7. Turn Off Faucets

Faucets and kitchen sinks are often left on longer than they need to be, and as a result, this wastes a large amount of water. Water is Earth’s most precious resource, and it helps sustain life as we know it. Helping to conserve water can ensure that there is enough water for both humans and wildlife to survive. It will also ensure that our planet is safe and cared for when further generations come!

Toilet Training

Toilet Training the Brazelton Way

Proudly reposted from: Caitlin Hopkins Murray’s Blog

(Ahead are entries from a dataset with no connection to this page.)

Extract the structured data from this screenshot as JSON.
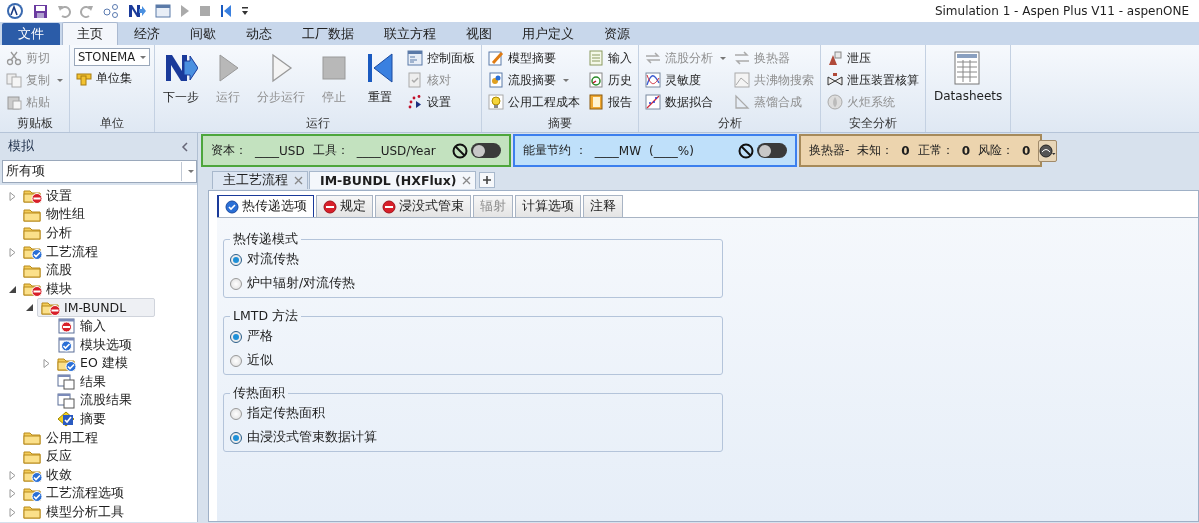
{
  "window": {
    "title": "Simulation 1 - Aspen Plus V11 - aspenONE"
  },
  "ribbon_tabs": [
    {
      "label": "文件",
      "kind": "file",
      "selected": false
    },
    {
      "label": "主页",
      "kind": "tab",
      "selected": true
    },
    {
      "label": "经济",
      "kind": "tab",
      "selected": false
    },
    {
      "label": "间歇",
      "kind": "tab",
      "selected": false
    },
    {
      "label": "动态",
      "kind": "tab",
      "selected": false
    },
    {
      "label": "工厂数据",
      "kind": "tab",
      "selected": false
    },
    {
      "label": "联立方程",
      "kind": "tab",
      "selected": false
    },
    {
      "label": "视图",
      "kind": "tab",
      "selected": false
    },
    {
      "label": "用户定义",
      "kind": "tab",
      "selected": false
    },
    {
      "label": "资源",
      "kind": "tab",
      "selected": false
    }
  ],
  "ribbon_groups": [
    {
      "label": "剪贴板",
      "columns": [
        [
          {
            "kind": "small",
            "label": "剪切",
            "disabled": true
          },
          {
            "kind": "small",
            "label": "复制",
            "disabled": true,
            "dropdown": true
          },
          {
            "kind": "small",
            "label": "粘贴",
            "disabled": true
          }
        ]
      ]
    },
    {
      "label": "单位",
      "columns": [
        [
          {
            "kind": "combo",
            "value": "STONEMA"
          },
          {
            "kind": "small",
            "label": "单位集",
            "disabled": false
          }
        ]
      ]
    },
    {
      "label": "运行",
      "columns": [
        [
          {
            "kind": "large",
            "label": "下一步",
            "disabled": false
          }
        ],
        [
          {
            "kind": "large",
            "label": "运行",
            "disabled": true
          }
        ],
        [
          {
            "kind": "large",
            "label": "分步运行",
            "disabled": true
          }
        ],
        [
          {
            "kind": "large",
            "label": "停止",
            "disabled": true
          }
        ],
        [
          {
            "kind": "large",
            "label": "重置",
            "disabled": false
          }
        ],
        [
          {
            "kind": "small",
            "label": "控制面板",
            "disabled": false
          },
          {
            "kind": "small",
            "label": "核对",
            "disabled": true
          },
          {
            "kind": "small",
            "label": "设置",
            "disabled": false
          }
        ]
      ]
    },
    {
      "label": "摘要",
      "columns": [
        [
          {
            "kind": "small",
            "label": "模型摘要",
            "disabled": false
          },
          {
            "kind": "small",
            "label": "流股摘要",
            "disabled": false,
            "dropdown": true
          },
          {
            "kind": "small",
            "label": "公用工程成本",
            "disabled": false
          }
        ],
        [
          {
            "kind": "small",
            "label": "输入",
            "disabled": false
          },
          {
            "kind": "small",
            "label": "历史",
            "disabled": false
          },
          {
            "kind": "small",
            "label": "报告",
            "disabled": false
          }
        ]
      ]
    },
    {
      "label": "分析",
      "columns": [
        [
          {
            "kind": "small",
            "label": "流股分析",
            "disabled": true,
            "dropdown": true
          },
          {
            "kind": "small",
            "label": "灵敏度",
            "disabled": false
          },
          {
            "kind": "small",
            "label": "数据拟合",
            "disabled": false
          }
        ],
        [
          {
            "kind": "small",
            "label": "换热器",
            "disabled": true
          },
          {
            "kind": "small",
            "label": "共沸物搜索",
            "disabled": true
          },
          {
            "kind": "small",
            "label": "蒸馏合成",
            "disabled": true
          }
        ]
      ]
    },
    {
      "label": "安全分析",
      "columns": [
        [
          {
            "kind": "small",
            "label": "泄压",
            "disabled": false
          },
          {
            "kind": "small",
            "label": "泄压装置核算",
            "disabled": false
          },
          {
            "kind": "small",
            "label": "火炬系统",
            "disabled": true
          }
        ]
      ]
    },
    {
      "columns": [
        [
          {
            "kind": "large",
            "label": "Datasheets",
            "disabled": false
          }
        ]
      ]
    }
  ],
  "sidebar": {
    "title": "模拟",
    "filter": "所有项",
    "tree": [
      {
        "label": "设置",
        "kind": "folder",
        "valid": false,
        "expanded": false,
        "selected": false
      },
      {
        "label": "物性组",
        "kind": "folder",
        "selected": false
      },
      {
        "label": "分析",
        "kind": "folder",
        "selected": false
      },
      {
        "label": "工艺流程",
        "kind": "folder",
        "valid": true,
        "expanded": false,
        "selected": false
      },
      {
        "label": "流股",
        "kind": "folder",
        "selected": false
      },
      {
        "label": "模块",
        "kind": "folder",
        "valid": false,
        "expanded": true,
        "selected": false,
        "children": [
          {
            "label": "IM-BUNDL",
            "kind": "folder",
            "valid": false,
            "expanded": true,
            "selected": true,
            "children": [
              {
                "label": "输入",
                "kind": "form",
                "valid": false,
                "selected": false
              },
              {
                "label": "模块选项",
                "kind": "form",
                "valid": true,
                "selected": false
              },
              {
                "label": "EO 建模",
                "kind": "folder",
                "valid": true,
                "expanded": false,
                "selected": false
              },
              {
                "label": "结果",
                "kind": "results",
                "selected": false
              },
              {
                "label": "流股结果",
                "kind": "results",
                "selected": false
              },
              {
                "label": "摘要",
                "kind": "summary",
                "selected": false
              }
            ]
          }
        ]
      },
      {
        "label": "公用工程",
        "kind": "folder",
        "selected": false
      },
      {
        "label": "反应",
        "kind": "folder",
        "selected": false
      },
      {
        "label": "收敛",
        "kind": "folder",
        "valid": true,
        "expanded": false,
        "selected": false
      },
      {
        "label": "工艺流程选项",
        "kind": "folder",
        "valid": true,
        "expanded": false,
        "selected": false
      },
      {
        "label": "模型分析工具",
        "kind": "folder",
        "expanded": false,
        "selected": false
      }
    ]
  },
  "panels": [
    {
      "kind": "cost",
      "segments": [
        {
          "text": "资本："
        },
        {
          "text": "____USD"
        },
        {
          "text": "工具："
        },
        {
          "text": "____USD/Year"
        }
      ],
      "toggle": {
        "on": false
      }
    },
    {
      "kind": "energy",
      "segments": [
        {
          "text": "能量节约 ："
        },
        {
          "text": "____MW"
        },
        {
          "text": "(____%)"
        }
      ],
      "toggle": {
        "on": false
      }
    },
    {
      "kind": "exchanger",
      "segments": [
        {
          "text": "换热器-"
        },
        {
          "text": "未知："
        },
        {
          "text": "0",
          "bold": true
        },
        {
          "text": "正常："
        },
        {
          "text": "0",
          "bold": true
        },
        {
          "text": "风险："
        },
        {
          "text": "0",
          "bold": true
        }
      ]
    }
  ],
  "document_tabs": [
    {
      "label": "主工艺流程",
      "selected": false
    },
    {
      "label": "IM-BUNDL (HXFlux)",
      "selected": true
    }
  ],
  "form_tabs": [
    {
      "label": "热传递选项",
      "valid": true,
      "selected": true,
      "disabled": false
    },
    {
      "label": "规定",
      "valid": false,
      "selected": false,
      "disabled": false
    },
    {
      "label": "浸没式管束",
      "valid": false,
      "selected": false,
      "disabled": false
    },
    {
      "label": "辐射",
      "selected": false,
      "disabled": true
    },
    {
      "label": "计算选项",
      "selected": false,
      "disabled": false
    },
    {
      "label": "注释",
      "selected": false,
      "disabled": false
    }
  ],
  "option_groups": [
    {
      "title": "热传递模式",
      "options": [
        {
          "label": "对流传热",
          "checked": true
        },
        {
          "label": "炉中辐射/对流传热",
          "checked": false
        }
      ]
    },
    {
      "title": "LMTD 方法",
      "options": [
        {
          "label": "严格",
          "checked": true
        },
        {
          "label": "近似",
          "checked": false
        }
      ]
    },
    {
      "title": "传热面积",
      "options": [
        {
          "label": "指定传热面积",
          "checked": false
        },
        {
          "label": "由浸没式管束数据计算",
          "checked": true
        }
      ]
    }
  ]
}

A very short little book, which while not being the best read, does hammer in to your head some very solid parenting suggestions about potty training- allow this step in the child’s life to be the child’s accomplishment, not yours, and do not feel socially pressured to begin before babe is ready! Begin when your babe is ready, and your chances of true success are incomparably better. The rest of the book is conceptual with factual evidence to support this opinion, along with some explanations about the steps kids take when they are naturally discovering and exploring their bodies. In other words, it gives you specific examples to illustrate what their behavior will look like when they are prepared to make the leap from diapers, to pull ups, to big kid undies. I’d certainly recommend it to any first time parent who has never been around a toddler who is training, or who had a bad experience themselves- again, lots of emphasis on making this a loving and happy thing! Not the most “readable” and often super repetitive, but a very useful parenting guide none the less.